[Items listed in a dataset]
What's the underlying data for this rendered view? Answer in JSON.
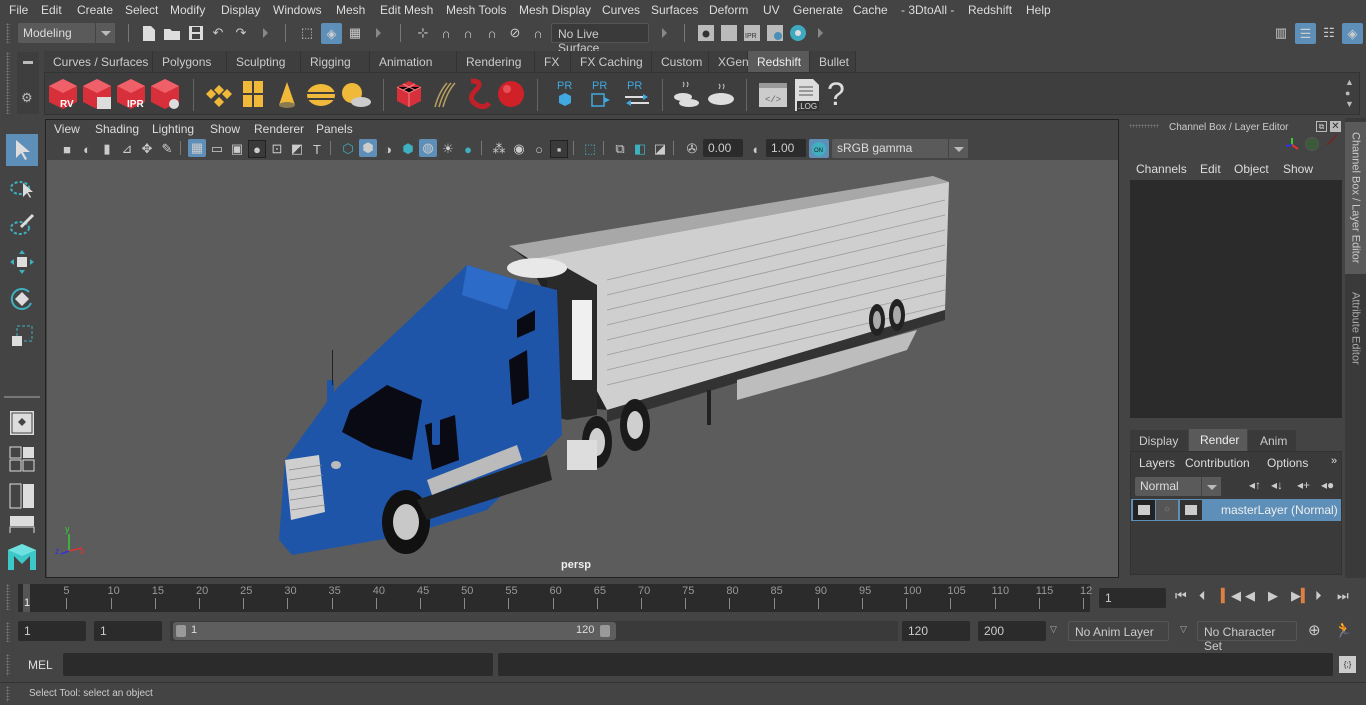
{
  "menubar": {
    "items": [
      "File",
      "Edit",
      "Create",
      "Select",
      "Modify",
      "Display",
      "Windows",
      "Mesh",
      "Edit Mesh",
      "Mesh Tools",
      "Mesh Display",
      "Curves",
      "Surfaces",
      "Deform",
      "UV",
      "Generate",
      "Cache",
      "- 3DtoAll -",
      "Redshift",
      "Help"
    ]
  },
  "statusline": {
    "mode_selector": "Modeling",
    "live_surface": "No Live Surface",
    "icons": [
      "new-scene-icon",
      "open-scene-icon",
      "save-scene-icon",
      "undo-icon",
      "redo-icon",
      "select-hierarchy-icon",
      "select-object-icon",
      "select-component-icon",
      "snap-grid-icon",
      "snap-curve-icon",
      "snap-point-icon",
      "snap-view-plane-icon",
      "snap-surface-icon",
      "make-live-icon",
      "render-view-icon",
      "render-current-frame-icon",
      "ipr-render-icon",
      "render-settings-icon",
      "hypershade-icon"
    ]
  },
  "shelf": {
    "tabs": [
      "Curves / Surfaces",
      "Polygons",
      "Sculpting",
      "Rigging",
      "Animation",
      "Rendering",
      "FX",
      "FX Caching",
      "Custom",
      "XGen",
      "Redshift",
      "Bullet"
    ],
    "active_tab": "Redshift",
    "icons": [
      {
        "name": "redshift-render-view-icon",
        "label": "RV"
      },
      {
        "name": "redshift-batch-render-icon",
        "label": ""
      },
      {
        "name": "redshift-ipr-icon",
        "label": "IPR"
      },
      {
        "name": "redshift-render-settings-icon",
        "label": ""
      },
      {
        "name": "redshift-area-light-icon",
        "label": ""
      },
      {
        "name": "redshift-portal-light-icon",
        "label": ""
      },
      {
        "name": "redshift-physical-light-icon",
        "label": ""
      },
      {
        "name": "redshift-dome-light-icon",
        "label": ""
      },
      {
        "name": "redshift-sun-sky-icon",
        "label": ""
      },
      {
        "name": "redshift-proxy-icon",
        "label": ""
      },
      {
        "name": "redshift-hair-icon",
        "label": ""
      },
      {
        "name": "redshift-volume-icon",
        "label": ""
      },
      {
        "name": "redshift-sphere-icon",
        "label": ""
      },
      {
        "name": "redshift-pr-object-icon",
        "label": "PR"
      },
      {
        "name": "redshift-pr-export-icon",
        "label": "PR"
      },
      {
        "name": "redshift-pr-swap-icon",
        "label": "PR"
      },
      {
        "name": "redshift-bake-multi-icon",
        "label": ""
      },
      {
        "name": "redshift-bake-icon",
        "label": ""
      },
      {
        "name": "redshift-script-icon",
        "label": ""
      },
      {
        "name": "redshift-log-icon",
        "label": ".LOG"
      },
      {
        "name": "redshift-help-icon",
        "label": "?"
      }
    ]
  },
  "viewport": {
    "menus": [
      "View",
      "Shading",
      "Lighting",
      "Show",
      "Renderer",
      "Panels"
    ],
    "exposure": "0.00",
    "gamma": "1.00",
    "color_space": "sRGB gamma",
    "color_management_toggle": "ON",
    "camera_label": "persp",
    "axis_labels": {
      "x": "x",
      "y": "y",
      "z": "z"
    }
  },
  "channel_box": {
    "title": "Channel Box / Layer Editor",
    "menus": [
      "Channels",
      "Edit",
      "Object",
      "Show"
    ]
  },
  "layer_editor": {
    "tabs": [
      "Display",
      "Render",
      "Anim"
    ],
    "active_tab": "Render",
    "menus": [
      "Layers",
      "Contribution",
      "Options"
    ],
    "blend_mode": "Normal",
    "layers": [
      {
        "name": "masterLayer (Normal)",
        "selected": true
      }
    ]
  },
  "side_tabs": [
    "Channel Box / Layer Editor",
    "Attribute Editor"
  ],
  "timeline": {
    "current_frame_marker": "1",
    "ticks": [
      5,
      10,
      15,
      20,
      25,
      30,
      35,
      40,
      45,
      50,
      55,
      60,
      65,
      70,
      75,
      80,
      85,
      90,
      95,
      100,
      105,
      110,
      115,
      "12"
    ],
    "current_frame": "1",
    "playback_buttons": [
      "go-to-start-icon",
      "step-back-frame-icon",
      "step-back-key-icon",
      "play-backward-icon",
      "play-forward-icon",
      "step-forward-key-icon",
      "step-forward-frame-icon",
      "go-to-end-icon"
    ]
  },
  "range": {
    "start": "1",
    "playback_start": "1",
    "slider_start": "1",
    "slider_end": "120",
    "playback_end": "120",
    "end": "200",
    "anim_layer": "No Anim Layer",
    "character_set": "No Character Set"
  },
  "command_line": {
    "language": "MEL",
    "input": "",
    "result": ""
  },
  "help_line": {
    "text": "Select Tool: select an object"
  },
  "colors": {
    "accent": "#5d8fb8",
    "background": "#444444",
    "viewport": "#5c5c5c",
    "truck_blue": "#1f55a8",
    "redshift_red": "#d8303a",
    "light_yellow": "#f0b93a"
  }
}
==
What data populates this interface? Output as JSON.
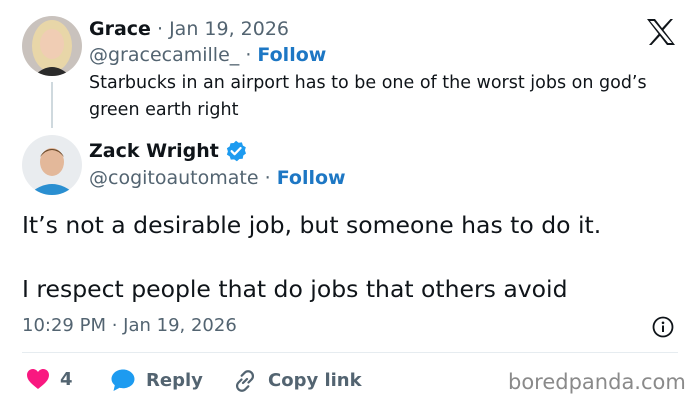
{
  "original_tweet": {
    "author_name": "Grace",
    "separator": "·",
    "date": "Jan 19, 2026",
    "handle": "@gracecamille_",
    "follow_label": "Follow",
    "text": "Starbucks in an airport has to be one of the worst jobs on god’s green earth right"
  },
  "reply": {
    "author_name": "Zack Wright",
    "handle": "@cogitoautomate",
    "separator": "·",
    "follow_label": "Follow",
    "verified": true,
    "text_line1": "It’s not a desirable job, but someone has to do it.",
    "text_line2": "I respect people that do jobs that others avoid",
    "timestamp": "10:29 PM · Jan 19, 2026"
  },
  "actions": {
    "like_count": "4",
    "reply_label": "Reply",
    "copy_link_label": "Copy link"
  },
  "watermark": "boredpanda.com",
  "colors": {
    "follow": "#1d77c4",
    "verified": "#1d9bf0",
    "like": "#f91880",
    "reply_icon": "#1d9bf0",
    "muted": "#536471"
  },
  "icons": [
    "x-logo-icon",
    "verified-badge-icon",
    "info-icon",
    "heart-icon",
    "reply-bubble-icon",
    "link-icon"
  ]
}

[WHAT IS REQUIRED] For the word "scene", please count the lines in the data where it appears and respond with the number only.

[ANSWER TO THE PROBLEM] 3